Sidewalk Labs CEO Dan Doctoroff says his firm will act as a “catalyst” to help develop and deliver the infrastructure upon which the Quayside neighbourhood will be based.
In a speech Wednesday to a newly formed advisory panel of Canadian executives and urban experts, brought together to provide advice to Sidewalk Labs on proposed plans for a 12-acre technology-driven project on Toronto’s eastern waterfront, Doctoroff said the project will feature shared automated vehicles, streets that melt snow and redirect traffic in real time, an advanced electrical grid and “next-generation” stormwater management.
Other technologies will help improve quality of life for residents of the project, such as “weather mitigation tools” that can be used based on real-time “hyperlocal” measurements of rain and wind, Doctoroff said.
Sidewalk Labs will be a catalyst in helping develop the technologies upon which these innovations will be based, he said, providing an initial investment and “foundational pieces of digital infrastructure” that will allow for the neighbourhood to become an “innovation hub” — a place where other companies can build on that vision, leading to the creation of new jobs and industries.
All of this and more will require substantial investments of money and resources, and Sidewalk Labs will be an “essential catalyst” to help deliver that, Doctoroff says.
“There is no significant marketplace for funding next-generation infrastructure. And so we have taken steps to create a vehicle, backed by (Sidewalk Labs parent firm) Alphabet and eventually including Canadian partners, to do so where traditional players will not,” Doctoroff told the group.

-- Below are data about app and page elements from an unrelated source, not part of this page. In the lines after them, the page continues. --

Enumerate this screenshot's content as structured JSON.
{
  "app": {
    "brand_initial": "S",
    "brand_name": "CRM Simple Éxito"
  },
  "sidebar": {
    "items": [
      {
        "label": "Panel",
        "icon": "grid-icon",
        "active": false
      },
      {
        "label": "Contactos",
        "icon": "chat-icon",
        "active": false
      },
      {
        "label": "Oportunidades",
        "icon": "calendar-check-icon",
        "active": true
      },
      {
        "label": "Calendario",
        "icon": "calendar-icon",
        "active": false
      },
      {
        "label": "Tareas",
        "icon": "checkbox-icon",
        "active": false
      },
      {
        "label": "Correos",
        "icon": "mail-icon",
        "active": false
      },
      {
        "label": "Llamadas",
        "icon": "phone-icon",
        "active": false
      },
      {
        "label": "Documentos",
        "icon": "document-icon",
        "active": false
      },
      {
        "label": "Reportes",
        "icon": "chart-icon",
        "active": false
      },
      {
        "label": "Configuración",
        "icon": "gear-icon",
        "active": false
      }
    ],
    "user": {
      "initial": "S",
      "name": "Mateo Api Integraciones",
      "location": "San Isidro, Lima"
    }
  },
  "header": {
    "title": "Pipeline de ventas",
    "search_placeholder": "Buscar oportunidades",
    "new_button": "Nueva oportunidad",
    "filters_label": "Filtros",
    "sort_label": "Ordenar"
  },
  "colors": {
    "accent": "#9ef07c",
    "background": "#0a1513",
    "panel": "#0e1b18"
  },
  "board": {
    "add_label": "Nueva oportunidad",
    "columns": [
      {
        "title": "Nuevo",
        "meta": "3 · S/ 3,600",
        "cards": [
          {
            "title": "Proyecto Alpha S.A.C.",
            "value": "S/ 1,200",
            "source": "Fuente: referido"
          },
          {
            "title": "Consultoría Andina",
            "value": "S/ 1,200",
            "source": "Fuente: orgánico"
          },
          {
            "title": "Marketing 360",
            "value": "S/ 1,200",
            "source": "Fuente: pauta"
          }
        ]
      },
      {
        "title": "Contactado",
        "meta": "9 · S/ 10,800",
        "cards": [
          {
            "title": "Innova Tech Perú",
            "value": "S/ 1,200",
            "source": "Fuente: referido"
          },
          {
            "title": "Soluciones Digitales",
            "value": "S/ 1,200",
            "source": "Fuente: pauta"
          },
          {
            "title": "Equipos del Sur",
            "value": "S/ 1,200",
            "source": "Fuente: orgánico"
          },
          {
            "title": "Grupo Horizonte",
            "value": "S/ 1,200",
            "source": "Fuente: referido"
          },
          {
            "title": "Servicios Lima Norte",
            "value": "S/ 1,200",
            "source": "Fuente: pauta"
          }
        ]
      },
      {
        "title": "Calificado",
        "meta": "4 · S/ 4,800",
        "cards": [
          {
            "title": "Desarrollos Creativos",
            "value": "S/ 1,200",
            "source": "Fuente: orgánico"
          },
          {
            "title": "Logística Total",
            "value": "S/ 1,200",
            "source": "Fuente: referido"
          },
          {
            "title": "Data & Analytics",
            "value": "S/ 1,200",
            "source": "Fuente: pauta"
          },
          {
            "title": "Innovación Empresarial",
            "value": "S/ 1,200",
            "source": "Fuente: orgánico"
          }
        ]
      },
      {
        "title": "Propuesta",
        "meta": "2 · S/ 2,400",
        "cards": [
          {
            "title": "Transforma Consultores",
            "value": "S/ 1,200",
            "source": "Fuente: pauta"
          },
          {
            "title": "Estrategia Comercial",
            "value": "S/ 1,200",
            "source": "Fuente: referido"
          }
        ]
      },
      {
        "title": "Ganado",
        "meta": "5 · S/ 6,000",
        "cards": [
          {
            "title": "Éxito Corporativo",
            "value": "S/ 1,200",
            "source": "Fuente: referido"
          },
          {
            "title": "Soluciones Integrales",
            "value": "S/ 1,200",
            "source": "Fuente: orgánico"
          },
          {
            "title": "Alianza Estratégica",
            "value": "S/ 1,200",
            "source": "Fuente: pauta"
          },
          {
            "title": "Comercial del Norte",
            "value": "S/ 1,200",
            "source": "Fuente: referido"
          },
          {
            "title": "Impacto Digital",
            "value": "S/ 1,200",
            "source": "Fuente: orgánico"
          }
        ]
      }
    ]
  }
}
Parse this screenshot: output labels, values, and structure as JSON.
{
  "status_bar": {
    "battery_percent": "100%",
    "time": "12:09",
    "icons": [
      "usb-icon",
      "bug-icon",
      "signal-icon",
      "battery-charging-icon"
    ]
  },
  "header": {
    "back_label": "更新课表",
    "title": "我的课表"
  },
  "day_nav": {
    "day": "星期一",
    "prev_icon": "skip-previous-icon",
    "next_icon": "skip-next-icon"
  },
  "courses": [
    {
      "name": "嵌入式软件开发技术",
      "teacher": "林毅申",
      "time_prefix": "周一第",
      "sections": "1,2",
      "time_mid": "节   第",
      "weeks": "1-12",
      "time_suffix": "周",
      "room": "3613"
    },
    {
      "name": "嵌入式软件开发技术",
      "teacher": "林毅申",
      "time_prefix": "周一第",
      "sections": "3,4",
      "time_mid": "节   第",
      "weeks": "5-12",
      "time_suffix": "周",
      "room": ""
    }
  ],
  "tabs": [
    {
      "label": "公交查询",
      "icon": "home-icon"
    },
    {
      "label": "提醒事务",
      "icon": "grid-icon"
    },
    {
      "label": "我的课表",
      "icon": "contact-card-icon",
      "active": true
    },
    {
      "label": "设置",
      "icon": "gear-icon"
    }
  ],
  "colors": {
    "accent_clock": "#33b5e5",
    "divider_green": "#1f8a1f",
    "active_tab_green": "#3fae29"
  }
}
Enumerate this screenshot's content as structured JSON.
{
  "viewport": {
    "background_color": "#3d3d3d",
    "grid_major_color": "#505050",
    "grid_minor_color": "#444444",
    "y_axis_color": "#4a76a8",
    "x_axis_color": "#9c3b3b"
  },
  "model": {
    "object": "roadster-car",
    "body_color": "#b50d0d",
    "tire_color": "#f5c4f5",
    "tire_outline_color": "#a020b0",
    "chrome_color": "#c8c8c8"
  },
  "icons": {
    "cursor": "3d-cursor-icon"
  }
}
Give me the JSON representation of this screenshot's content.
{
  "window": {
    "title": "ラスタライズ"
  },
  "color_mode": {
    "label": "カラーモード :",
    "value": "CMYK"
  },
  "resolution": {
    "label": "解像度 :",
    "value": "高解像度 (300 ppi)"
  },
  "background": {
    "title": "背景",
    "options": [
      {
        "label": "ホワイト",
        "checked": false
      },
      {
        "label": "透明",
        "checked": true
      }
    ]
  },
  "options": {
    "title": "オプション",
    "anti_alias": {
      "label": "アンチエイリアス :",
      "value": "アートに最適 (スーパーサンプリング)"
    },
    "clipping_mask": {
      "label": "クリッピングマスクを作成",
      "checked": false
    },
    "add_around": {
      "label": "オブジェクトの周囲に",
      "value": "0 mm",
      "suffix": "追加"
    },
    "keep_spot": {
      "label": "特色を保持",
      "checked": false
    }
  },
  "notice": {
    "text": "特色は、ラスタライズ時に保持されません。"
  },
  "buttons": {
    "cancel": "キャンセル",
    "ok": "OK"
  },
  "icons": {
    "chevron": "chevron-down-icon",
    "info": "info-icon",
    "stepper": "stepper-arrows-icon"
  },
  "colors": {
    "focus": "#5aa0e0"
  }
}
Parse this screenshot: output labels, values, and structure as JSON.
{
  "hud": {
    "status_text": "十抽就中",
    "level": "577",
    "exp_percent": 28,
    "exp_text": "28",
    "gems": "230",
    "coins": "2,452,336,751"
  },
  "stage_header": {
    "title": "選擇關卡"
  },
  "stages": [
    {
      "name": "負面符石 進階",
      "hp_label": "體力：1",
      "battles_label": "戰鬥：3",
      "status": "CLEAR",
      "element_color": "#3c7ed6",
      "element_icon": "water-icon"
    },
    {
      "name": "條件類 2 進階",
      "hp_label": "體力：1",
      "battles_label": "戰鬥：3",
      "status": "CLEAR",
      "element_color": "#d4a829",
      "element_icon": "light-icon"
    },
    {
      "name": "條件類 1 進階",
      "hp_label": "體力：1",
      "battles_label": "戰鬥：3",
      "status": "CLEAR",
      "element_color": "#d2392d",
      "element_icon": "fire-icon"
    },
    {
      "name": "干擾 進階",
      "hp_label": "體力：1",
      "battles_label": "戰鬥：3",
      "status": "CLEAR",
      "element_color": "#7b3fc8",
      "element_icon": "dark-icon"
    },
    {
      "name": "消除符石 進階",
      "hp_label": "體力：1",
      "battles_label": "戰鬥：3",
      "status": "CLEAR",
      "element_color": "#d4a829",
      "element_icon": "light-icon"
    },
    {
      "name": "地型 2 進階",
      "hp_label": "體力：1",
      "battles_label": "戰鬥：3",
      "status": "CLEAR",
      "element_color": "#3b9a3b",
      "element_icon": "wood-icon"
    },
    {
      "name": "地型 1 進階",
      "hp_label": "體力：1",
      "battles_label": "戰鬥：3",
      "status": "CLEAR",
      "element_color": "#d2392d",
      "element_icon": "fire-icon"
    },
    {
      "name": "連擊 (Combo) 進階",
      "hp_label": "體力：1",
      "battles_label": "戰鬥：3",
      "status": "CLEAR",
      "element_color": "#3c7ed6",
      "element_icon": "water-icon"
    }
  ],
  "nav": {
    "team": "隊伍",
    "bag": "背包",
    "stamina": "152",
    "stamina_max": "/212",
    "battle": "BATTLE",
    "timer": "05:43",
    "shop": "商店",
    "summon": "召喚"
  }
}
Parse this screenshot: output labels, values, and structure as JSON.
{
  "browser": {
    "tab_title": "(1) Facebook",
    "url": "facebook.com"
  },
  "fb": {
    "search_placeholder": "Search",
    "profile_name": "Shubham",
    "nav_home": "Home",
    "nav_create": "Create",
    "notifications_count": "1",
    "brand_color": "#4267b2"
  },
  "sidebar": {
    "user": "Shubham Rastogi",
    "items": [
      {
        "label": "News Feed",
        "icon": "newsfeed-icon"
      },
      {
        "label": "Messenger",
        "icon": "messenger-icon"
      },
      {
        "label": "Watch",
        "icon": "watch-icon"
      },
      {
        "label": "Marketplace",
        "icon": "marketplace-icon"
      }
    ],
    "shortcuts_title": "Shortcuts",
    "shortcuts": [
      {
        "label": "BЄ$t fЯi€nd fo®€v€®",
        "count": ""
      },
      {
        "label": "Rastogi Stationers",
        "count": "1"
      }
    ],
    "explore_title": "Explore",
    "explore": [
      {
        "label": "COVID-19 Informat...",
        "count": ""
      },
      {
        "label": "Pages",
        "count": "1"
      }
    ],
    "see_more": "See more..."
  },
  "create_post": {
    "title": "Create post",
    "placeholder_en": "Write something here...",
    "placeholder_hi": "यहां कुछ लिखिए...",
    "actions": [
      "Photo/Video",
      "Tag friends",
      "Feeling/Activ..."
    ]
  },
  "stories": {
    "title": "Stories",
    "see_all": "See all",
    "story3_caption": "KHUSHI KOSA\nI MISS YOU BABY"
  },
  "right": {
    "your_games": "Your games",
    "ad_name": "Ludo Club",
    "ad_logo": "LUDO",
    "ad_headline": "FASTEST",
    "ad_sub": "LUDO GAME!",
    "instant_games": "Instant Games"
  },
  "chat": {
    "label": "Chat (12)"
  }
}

The mostly residential project would offer not only market-rate condos, but purpose-built rentals, rent geared to income, and housing targeted at middle-income households, Doctoroff added.
Sidewalk Labs would make money by sharing in the “uptick in land value” that would accrue as a result of the catalyst role they are playing, and profiting from “some” of the new technologies they deploy being sold into markets elsewhere, Doctoroff said.
Doctoroff said the “prejudgment” of the Quayside plan and “assumptions of ill will” have taken him by surprise. “But I can assure you there is nothing more behind the curtain than what I have shared with you today,” he told the advisory panel.
His remarks come days after Sidewalk Labs, a Manhattan-based urban planning firm, released its digital governance proposals, a 40-plus page document in which the company pledged not to control data collected from public areas in and around the Quayside development.
Earlier Wednesday, Doctoroff told reporters that a “vast majority” of people’s privacy concerns around the project should be answered by the policy proposals.
Doctoroff said the plans should quell the concerns of all but the most “extreme” critics of the Quayside project.
The proposals say Sidewalk Labs would relinquish control of the “urban data” collected to an independent organization called the Civic Data Trust.
The trust will set the rules around data use, make it open and accessible to the public, and ensure privacy protection. Sidewalk Labs would not receive any special status or rights in terms of accessing the data.
Since the project was announced, it has been dogged by concerns from critics worried about privacy, the ownership of intellectual property and how data will be collected, kept, controlled, accessed and protected.
A digital advisory committee set up to advise Waterfront Toronto, the tri-government corporation partnering with Sidewalk Labs on the Quayside project, will review the digital governance proposals Thursday.
With files from Canadian Press
Donovan Vincent is a housing reporter based in Toronto. Follow him on Twitter: @donovanvincent